▶ _What to do_
Return the entries in full, exactly as they were written.

▶ _Provided data_
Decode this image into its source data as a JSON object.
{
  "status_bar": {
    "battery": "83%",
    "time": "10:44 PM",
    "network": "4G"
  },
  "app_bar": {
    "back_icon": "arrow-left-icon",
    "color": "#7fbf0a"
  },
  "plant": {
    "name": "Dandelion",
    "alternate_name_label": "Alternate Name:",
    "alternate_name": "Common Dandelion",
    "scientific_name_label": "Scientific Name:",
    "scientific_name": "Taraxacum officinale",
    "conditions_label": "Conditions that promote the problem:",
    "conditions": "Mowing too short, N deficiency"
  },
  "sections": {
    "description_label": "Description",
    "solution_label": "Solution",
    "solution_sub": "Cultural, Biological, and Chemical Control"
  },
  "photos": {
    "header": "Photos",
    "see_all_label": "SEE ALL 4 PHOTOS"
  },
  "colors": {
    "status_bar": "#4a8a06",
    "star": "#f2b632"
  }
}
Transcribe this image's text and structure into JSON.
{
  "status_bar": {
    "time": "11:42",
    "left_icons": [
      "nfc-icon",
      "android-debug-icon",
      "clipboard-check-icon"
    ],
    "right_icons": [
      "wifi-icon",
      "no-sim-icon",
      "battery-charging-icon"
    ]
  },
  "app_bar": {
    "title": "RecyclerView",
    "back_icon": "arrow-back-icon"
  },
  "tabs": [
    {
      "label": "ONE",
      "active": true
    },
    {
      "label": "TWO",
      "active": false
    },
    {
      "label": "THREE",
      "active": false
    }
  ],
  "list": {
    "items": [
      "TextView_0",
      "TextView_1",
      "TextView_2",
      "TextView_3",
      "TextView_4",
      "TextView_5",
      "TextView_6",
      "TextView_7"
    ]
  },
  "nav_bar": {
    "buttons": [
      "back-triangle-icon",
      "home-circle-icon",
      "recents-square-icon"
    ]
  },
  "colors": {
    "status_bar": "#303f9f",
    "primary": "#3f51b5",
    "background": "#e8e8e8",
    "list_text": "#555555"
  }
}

▶ _Written response_
Decode this image into its source data as a JSON object.
{
  "status_bar": {
    "battery": "83%",
    "time": "10:44 PM",
    "network": "4G"
  },
  "app_bar": {
    "back_icon": "arrow-left-icon",
    "color": "#7fbf0a"
  },
  "plant": {
    "name": "Dandelion",
    "alternate_name_label": "Alternate Name:",
    "alternate_name": "Common Dandelion",
    "scientific_name_label": "Scientific Name:",
    "scientific_name": "Taraxacum officinale",
    "conditions_label": "Conditions that promote the problem:",
    "conditions": "Mowing too short, N deficiency"
  },
  "sections": {
    "description_label": "Description",
    "solution_label": "Solution",
    "solution_sub": "Cultural, Biological, and Chemical Control"
  },
  "photos": {
    "header": "Photos",
    "see_all_label": "SEE ALL 4 PHOTOS"
  },
  "colors": {
    "status_bar": "#4a8a06",
    "star": "#f2b632"
  }
}
Transcribe this image's text and structure into JSON.
{
  "status_bar": {
    "time": "11:42",
    "left_icons": [
      "nfc-icon",
      "android-debug-icon",
      "clipboard-check-icon"
    ],
    "right_icons": [
      "wifi-icon",
      "no-sim-icon",
      "battery-charging-icon"
    ]
  },
  "app_bar": {
    "title": "RecyclerView",
    "back_icon": "arrow-back-icon"
  },
  "tabs": [
    {
      "label": "ONE",
      "active": true
    },
    {
      "label": "TWO",
      "active": false
    },
    {
      "label": "THREE",
      "active": false
    }
  ],
  "list": {
    "items": [
      "TextView_0",
      "TextView_1",
      "TextView_2",
      "TextView_3",
      "TextView_4",
      "TextView_5",
      "TextView_6",
      "TextView_7"
    ]
  },
  "nav_bar": {
    "buttons": [
      "back-triangle-icon",
      "home-circle-icon",
      "recents-square-icon"
    ]
  },
  "colors": {
    "status_bar": "#303f9f",
    "primary": "#3f51b5",
    "background": "#e8e8e8",
    "list_text": "#555555"
  }
}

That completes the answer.